What to produce - The entries must be restated exactly as written.

Given data -
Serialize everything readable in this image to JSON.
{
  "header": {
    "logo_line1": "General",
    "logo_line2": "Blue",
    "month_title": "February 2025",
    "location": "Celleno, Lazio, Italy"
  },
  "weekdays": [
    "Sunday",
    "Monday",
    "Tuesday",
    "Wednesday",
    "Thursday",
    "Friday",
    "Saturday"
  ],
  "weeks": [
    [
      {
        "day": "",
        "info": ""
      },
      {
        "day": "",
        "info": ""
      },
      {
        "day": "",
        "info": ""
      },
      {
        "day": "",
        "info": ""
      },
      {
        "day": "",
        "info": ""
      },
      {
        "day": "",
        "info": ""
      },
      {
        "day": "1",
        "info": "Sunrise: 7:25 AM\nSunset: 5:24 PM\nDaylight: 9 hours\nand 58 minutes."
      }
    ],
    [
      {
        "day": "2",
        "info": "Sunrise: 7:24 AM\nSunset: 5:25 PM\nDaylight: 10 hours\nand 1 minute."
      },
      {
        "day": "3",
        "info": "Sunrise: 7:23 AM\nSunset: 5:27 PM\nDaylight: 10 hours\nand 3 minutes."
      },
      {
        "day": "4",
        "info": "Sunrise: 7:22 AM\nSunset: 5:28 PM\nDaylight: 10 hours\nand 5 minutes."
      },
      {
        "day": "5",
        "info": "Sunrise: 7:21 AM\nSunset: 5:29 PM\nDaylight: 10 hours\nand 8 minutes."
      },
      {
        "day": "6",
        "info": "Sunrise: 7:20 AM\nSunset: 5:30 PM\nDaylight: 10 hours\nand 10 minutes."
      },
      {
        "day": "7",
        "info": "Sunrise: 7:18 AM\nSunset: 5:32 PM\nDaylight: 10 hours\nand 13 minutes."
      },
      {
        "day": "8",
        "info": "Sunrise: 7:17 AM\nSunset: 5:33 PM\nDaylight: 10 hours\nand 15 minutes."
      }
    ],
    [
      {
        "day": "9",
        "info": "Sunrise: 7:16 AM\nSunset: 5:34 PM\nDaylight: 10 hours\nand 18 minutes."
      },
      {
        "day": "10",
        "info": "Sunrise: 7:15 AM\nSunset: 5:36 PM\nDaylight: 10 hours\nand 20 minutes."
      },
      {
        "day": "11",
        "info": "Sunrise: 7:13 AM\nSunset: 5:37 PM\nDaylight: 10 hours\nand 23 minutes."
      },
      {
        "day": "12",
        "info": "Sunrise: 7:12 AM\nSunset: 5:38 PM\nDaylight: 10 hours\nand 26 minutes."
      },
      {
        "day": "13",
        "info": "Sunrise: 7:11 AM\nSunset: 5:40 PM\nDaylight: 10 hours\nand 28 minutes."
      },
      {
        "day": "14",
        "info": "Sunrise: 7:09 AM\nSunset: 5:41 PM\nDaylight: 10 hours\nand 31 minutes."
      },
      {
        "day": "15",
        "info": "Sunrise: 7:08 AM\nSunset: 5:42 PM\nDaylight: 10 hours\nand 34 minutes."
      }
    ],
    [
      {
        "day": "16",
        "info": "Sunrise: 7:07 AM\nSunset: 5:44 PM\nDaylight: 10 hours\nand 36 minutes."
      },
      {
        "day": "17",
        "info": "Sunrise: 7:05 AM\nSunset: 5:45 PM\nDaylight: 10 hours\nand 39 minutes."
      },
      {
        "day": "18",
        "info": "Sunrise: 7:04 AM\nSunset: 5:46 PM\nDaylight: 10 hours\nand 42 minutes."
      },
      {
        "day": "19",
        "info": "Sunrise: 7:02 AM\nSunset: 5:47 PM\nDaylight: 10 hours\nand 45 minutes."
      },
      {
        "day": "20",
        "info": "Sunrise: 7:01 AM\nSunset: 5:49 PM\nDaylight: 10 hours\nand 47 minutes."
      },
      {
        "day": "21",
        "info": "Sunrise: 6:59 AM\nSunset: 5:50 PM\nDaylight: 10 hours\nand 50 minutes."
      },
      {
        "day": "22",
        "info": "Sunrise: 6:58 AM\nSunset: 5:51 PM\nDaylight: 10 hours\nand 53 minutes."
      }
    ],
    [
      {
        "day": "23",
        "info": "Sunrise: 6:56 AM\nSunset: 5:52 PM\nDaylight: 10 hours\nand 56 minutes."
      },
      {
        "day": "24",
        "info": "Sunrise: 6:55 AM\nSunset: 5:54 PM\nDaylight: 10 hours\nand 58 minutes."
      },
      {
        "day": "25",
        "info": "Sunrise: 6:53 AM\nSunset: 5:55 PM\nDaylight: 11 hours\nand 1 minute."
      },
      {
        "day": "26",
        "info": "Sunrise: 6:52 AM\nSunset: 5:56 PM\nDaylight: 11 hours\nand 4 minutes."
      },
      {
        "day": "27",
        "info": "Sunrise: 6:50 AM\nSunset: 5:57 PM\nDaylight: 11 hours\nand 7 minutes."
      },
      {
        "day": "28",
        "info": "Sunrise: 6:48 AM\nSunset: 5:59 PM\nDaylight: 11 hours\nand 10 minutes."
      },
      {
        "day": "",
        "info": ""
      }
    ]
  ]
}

Answer space -
Serialize everything readable in this image to JSON.
{
  "header": {
    "logo_line1": "General",
    "logo_line2": "Blue",
    "month_title": "February 2025",
    "location": "Celleno, Lazio, Italy"
  },
  "weekdays": [
    "Sunday",
    "Monday",
    "Tuesday",
    "Wednesday",
    "Thursday",
    "Friday",
    "Saturday"
  ],
  "weeks": [
    [
      {
        "day": "",
        "info": ""
      },
      {
        "day": "",
        "info": ""
      },
      {
        "day": "",
        "info": ""
      },
      {
        "day": "",
        "info": ""
      },
      {
        "day": "",
        "info": ""
      },
      {
        "day": "",
        "info": ""
      },
      {
        "day": "1",
        "info": "Sunrise: 7:25 AM\nSunset: 5:24 PM\nDaylight: 9 hours\nand 58 minutes."
      }
    ],
    [
      {
        "day": "2",
        "info": "Sunrise: 7:24 AM\nSunset: 5:25 PM\nDaylight: 10 hours\nand 1 minute."
      },
      {
        "day": "3",
        "info": "Sunrise: 7:23 AM\nSunset: 5:27 PM\nDaylight: 10 hours\nand 3 minutes."
      },
      {
        "day": "4",
        "info": "Sunrise: 7:22 AM\nSunset: 5:28 PM\nDaylight: 10 hours\nand 5 minutes."
      },
      {
        "day": "5",
        "info": "Sunrise: 7:21 AM\nSunset: 5:29 PM\nDaylight: 10 hours\nand 8 minutes."
      },
      {
        "day": "6",
        "info": "Sunrise: 7:20 AM\nSunset: 5:30 PM\nDaylight: 10 hours\nand 10 minutes."
      },
      {
        "day": "7",
        "info": "Sunrise: 7:18 AM\nSunset: 5:32 PM\nDaylight: 10 hours\nand 13 minutes."
      },
      {
        "day": "8",
        "info": "Sunrise: 7:17 AM\nSunset: 5:33 PM\nDaylight: 10 hours\nand 15 minutes."
      }
    ],
    [
      {
        "day": "9",
        "info": "Sunrise: 7:16 AM\nSunset: 5:34 PM\nDaylight: 10 hours\nand 18 minutes."
      },
      {
        "day": "10",
        "info": "Sunrise: 7:15 AM\nSunset: 5:36 PM\nDaylight: 10 hours\nand 20 minutes."
      },
      {
        "day": "11",
        "info": "Sunrise: 7:13 AM\nSunset: 5:37 PM\nDaylight: 10 hours\nand 23 minutes."
      },
      {
        "day": "12",
        "info": "Sunrise: 7:12 AM\nSunset: 5:38 PM\nDaylight: 10 hours\nand 26 minutes."
      },
      {
        "day": "13",
        "info": "Sunrise: 7:11 AM\nSunset: 5:40 PM\nDaylight: 10 hours\nand 28 minutes."
      },
      {
        "day": "14",
        "info": "Sunrise: 7:09 AM\nSunset: 5:41 PM\nDaylight: 10 hours\nand 31 minutes."
      },
      {
        "day": "15",
        "info": "Sunrise: 7:08 AM\nSunset: 5:42 PM\nDaylight: 10 hours\nand 34 minutes."
      }
    ],
    [
      {
        "day": "16",
        "info": "Sunrise: 7:07 AM\nSunset: 5:44 PM\nDaylight: 10 hours\nand 36 minutes."
      },
      {
        "day": "17",
        "info": "Sunrise: 7:05 AM\nSunset: 5:45 PM\nDaylight: 10 hours\nand 39 minutes."
      },
      {
        "day": "18",
        "info": "Sunrise: 7:04 AM\nSunset: 5:46 PM\nDaylight: 10 hours\nand 42 minutes."
      },
      {
        "day": "19",
        "info": "Sunrise: 7:02 AM\nSunset: 5:47 PM\nDaylight: 10 hours\nand 45 minutes."
      },
      {
        "day": "20",
        "info": "Sunrise: 7:01 AM\nSunset: 5:49 PM\nDaylight: 10 hours\nand 47 minutes."
      },
      {
        "day": "21",
        "info": "Sunrise: 6:59 AM\nSunset: 5:50 PM\nDaylight: 10 hours\nand 50 minutes."
      },
      {
        "day": "22",
        "info": "Sunrise: 6:58 AM\nSunset: 5:51 PM\nDaylight: 10 hours\nand 53 minutes."
      }
    ],
    [
      {
        "day": "23",
        "info": "Sunrise: 6:56 AM\nSunset: 5:52 PM\nDaylight: 10 hours\nand 56 minutes."
      },
      {
        "day": "24",
        "info": "Sunrise: 6:55 AM\nSunset: 5:54 PM\nDaylight: 10 hours\nand 58 minutes."
      },
      {
        "day": "25",
        "info": "Sunrise: 6:53 AM\nSunset: 5:55 PM\nDaylight: 11 hours\nand 1 minute."
      },
      {
        "day": "26",
        "info": "Sunrise: 6:52 AM\nSunset: 5:56 PM\nDaylight: 11 hours\nand 4 minutes."
      },
      {
        "day": "27",
        "info": "Sunrise: 6:50 AM\nSunset: 5:57 PM\nDaylight: 11 hours\nand 7 minutes."
      },
      {
        "day": "28",
        "info": "Sunrise: 6:48 AM\nSunset: 5:59 PM\nDaylight: 11 hours\nand 10 minutes."
      },
      {
        "day": "",
        "info": ""
      }
    ]
  ]
}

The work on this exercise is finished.